→ **WHAT IS NEEDED**
Find all lines in the listing that include the word "SUGAR", then copy them.
━━━ RECORDS FOR THE TASK ━━━
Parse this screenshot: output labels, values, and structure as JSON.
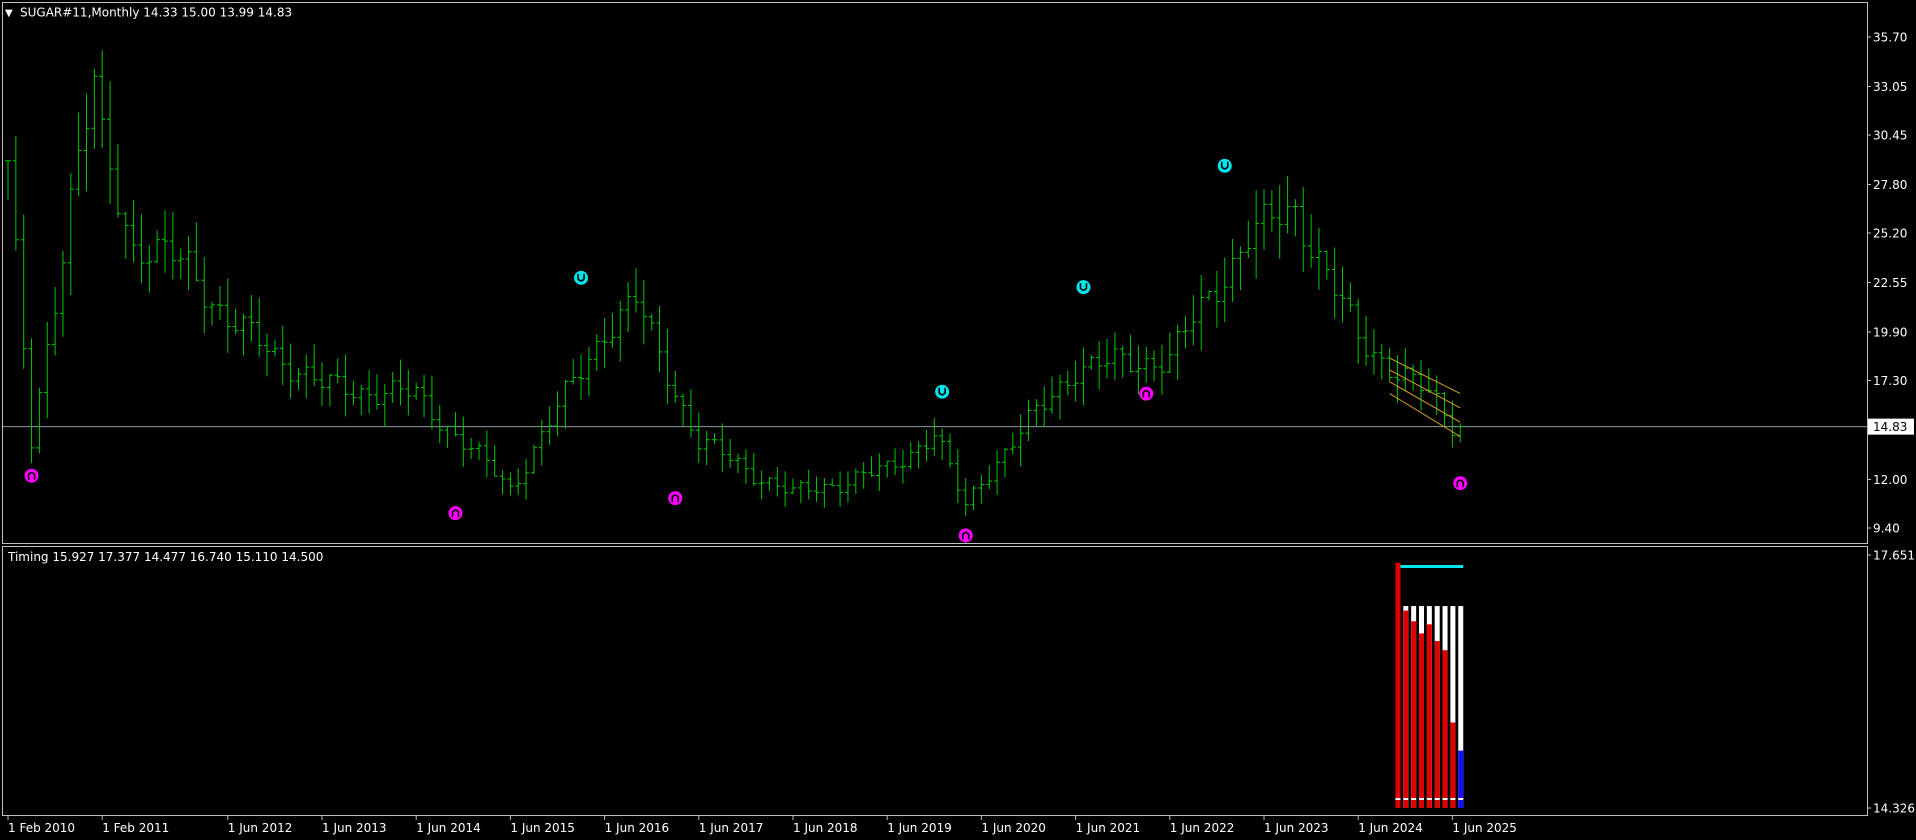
{
  "main_header": {
    "toggle_glyph": "▼",
    "text": "SUGAR#11,Monthly  14.33 15.00 13.99 14.83"
  },
  "indicator_header": {
    "text": "Timing 15.927 17.377 14.477 16.740 15.110 14.500"
  },
  "price_axis": {
    "ticks": [
      "35.70",
      "33.05",
      "30.45",
      "27.80",
      "25.20",
      "22.55",
      "19.90",
      "17.30",
      "14.83",
      "12.00",
      "9.40"
    ],
    "current_label": "14.83"
  },
  "indicator_axis": {
    "ticks": [
      "17.651",
      "14.326"
    ]
  },
  "time_axis": {
    "ticks": [
      "1 Feb 2010",
      "1 Feb 2011",
      "1 Jun 2012",
      "1 Jun 2013",
      "1 Jun 2014",
      "1 Jun 2015",
      "1 Jun 2016",
      "1 Jun 2017",
      "1 Jun 2018",
      "1 Jun 2019",
      "1 Jun 2020",
      "1 Jun 2021",
      "1 Jun 2022",
      "1 Jun 2023",
      "1 Jun 2024",
      "1 Jun 2025"
    ]
  },
  "colors": {
    "background": "#000000",
    "bars": "#00c800",
    "grid_frame": "#c0c0c0",
    "price_line": "#8a9aa6",
    "channel": "#d4a020",
    "arrow_up": "#ff00ff",
    "arrow_down": "#00e5ee",
    "hist_red": "#e00000",
    "hist_white": "#ffffff",
    "hist_blue": "#1010ff",
    "signal_line": "#00e5ee"
  },
  "chart_data": {
    "type": "ohlc",
    "symbol": "SUGAR#11",
    "timeframe": "Monthly",
    "last_bar": {
      "open": 14.33,
      "high": 15.0,
      "low": 13.99,
      "close": 14.83
    },
    "price_range": [
      8.8,
      37.0
    ],
    "keypoints": [
      {
        "date": "2010-02",
        "price": 28.5
      },
      {
        "date": "2010-05",
        "price": 14.0
      },
      {
        "date": "2010-10",
        "price": 27.0
      },
      {
        "date": "2011-01",
        "price": 33.0
      },
      {
        "date": "2011-02",
        "price": 30.0
      },
      {
        "date": "2011-06",
        "price": 24.5
      },
      {
        "date": "2012-01",
        "price": 23.5
      },
      {
        "date": "2012-06",
        "price": 20.5
      },
      {
        "date": "2013-06",
        "price": 17.0
      },
      {
        "date": "2014-06",
        "price": 16.5
      },
      {
        "date": "2015-06",
        "price": 11.5
      },
      {
        "date": "2016-06",
        "price": 20.0
      },
      {
        "date": "2016-10",
        "price": 21.5
      },
      {
        "date": "2017-06",
        "price": 14.0
      },
      {
        "date": "2018-06",
        "price": 11.2
      },
      {
        "date": "2019-06",
        "price": 12.5
      },
      {
        "date": "2019-12",
        "price": 14.5
      },
      {
        "date": "2020-04",
        "price": 10.5
      },
      {
        "date": "2020-06",
        "price": 12.0
      },
      {
        "date": "2021-06",
        "price": 18.0
      },
      {
        "date": "2022-06",
        "price": 18.5
      },
      {
        "date": "2023-04",
        "price": 25.0
      },
      {
        "date": "2023-10",
        "price": 26.5
      },
      {
        "date": "2024-06",
        "price": 19.5
      },
      {
        "date": "2025-03",
        "price": 16.5
      },
      {
        "date": "2025-07",
        "price": 14.5
      }
    ],
    "signals": {
      "up": [
        "2010-05",
        "2014-11",
        "2017-03",
        "2020-04",
        "2022-03",
        "2025-07"
      ],
      "down": [
        "2016-03",
        "2020-01",
        "2021-07",
        "2023-01"
      ]
    },
    "signal_prices": {
      "up": [
        12.2,
        10.2,
        11.0,
        9.0,
        16.6,
        11.8
      ],
      "down": [
        22.8,
        16.7,
        22.3,
        28.8
      ]
    },
    "channel": {
      "start": "2024-10",
      "end": "2025-07",
      "start_prices": [
        18.5,
        16.6
      ],
      "end_prices": [
        16.6,
        14.3
      ]
    },
    "timing_indicator": {
      "range": [
        14.326,
        17.651
      ],
      "months": [
        "2024-11",
        "2024-12",
        "2025-01",
        "2025-02",
        "2025-03",
        "2025-04",
        "2025-05",
        "2025-06",
        "2025-07"
      ],
      "red_top": [
        17.55,
        16.92,
        16.78,
        16.62,
        16.74,
        16.52,
        16.4,
        15.45,
        14.95
      ],
      "white_top": [
        null,
        16.98,
        16.98,
        16.98,
        16.98,
        16.98,
        16.98,
        16.98,
        16.98
      ],
      "blue_top": [
        null,
        null,
        null,
        null,
        null,
        null,
        null,
        null,
        15.08
      ],
      "signal_level": 17.5
    }
  }
}
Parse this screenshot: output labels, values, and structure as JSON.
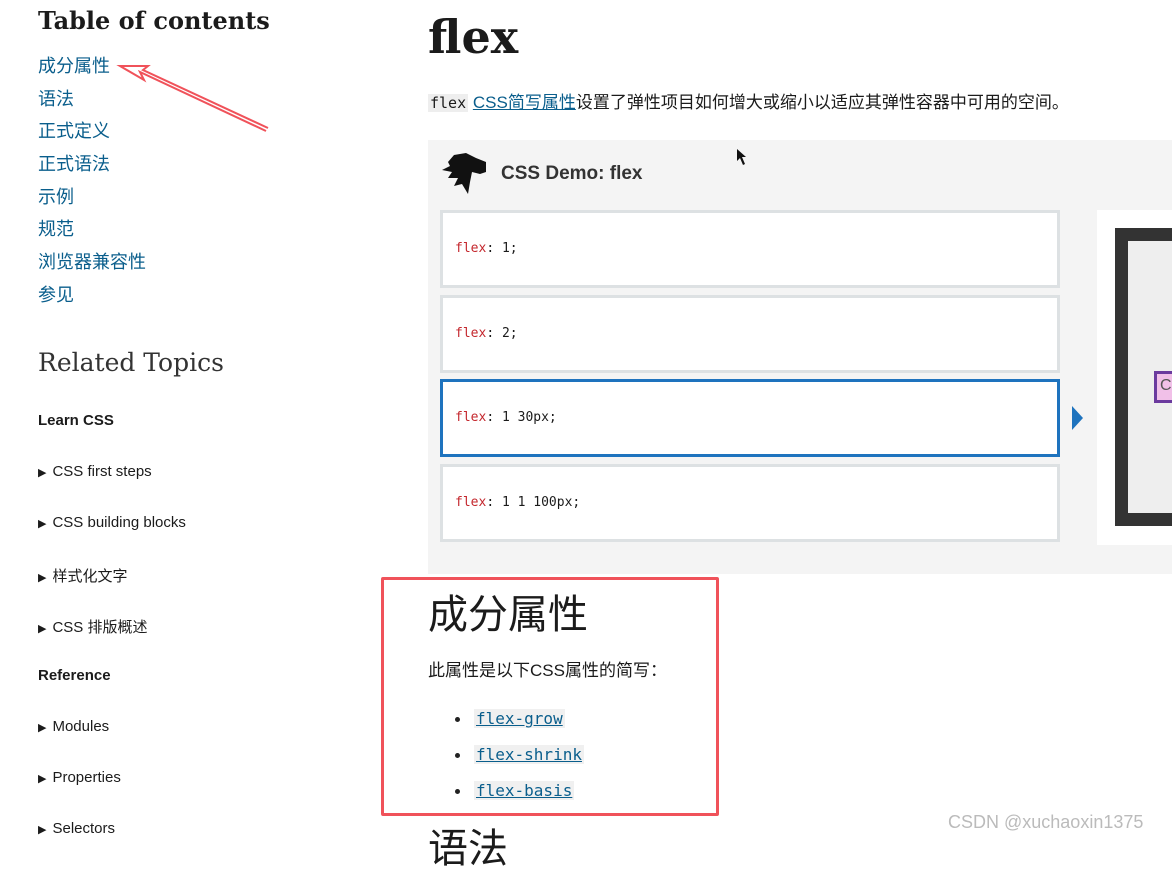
{
  "toc": {
    "title": "Table of contents",
    "items": [
      "成分属性",
      "语法",
      "正式定义",
      "正式语法",
      "示例",
      "规范",
      "浏览器兼容性",
      "参见"
    ]
  },
  "related": {
    "title": "Related Topics",
    "learn_heading": "Learn CSS",
    "learn_items": [
      "CSS first steps",
      "CSS building blocks",
      "样式化文字",
      "CSS 排版概述"
    ],
    "reference_heading": "Reference",
    "reference_items": [
      "Modules",
      "Properties",
      "Selectors"
    ]
  },
  "main": {
    "title": "flex",
    "intro": {
      "code": "flex",
      "link": "CSS简写属性",
      "text": "设置了弹性项目如何增大或缩小以适应其弹性容器中可用的空间。"
    },
    "demo": {
      "title": "CSS Demo: flex",
      "options": [
        {
          "prop": "flex",
          "value": " 1;"
        },
        {
          "prop": "flex",
          "value": " 2;"
        },
        {
          "prop": "flex",
          "value": " 1 30px;"
        },
        {
          "prop": "flex",
          "value": " 1 1 100px;"
        }
      ],
      "selected_index": 2,
      "output_letter": "C"
    },
    "section": {
      "title": "成分属性",
      "text": "此属性是以下CSS属性的简写：",
      "links": [
        "flex-grow",
        "flex-shrink",
        "flex-basis"
      ]
    },
    "next_heading": "语法"
  },
  "watermark": "CSDN @xuchaoxin1375",
  "colors": {
    "link": "#0a5e8c",
    "highlight": "#f0525a",
    "selected": "#1e73be",
    "keyword": "#c4272d"
  }
}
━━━
→ **REPLY TO THE TASK**
    "text": "SUGAR#11,Monthly  14.33 15.00 13.99 14.83"
    "symbol": "SUGAR#11",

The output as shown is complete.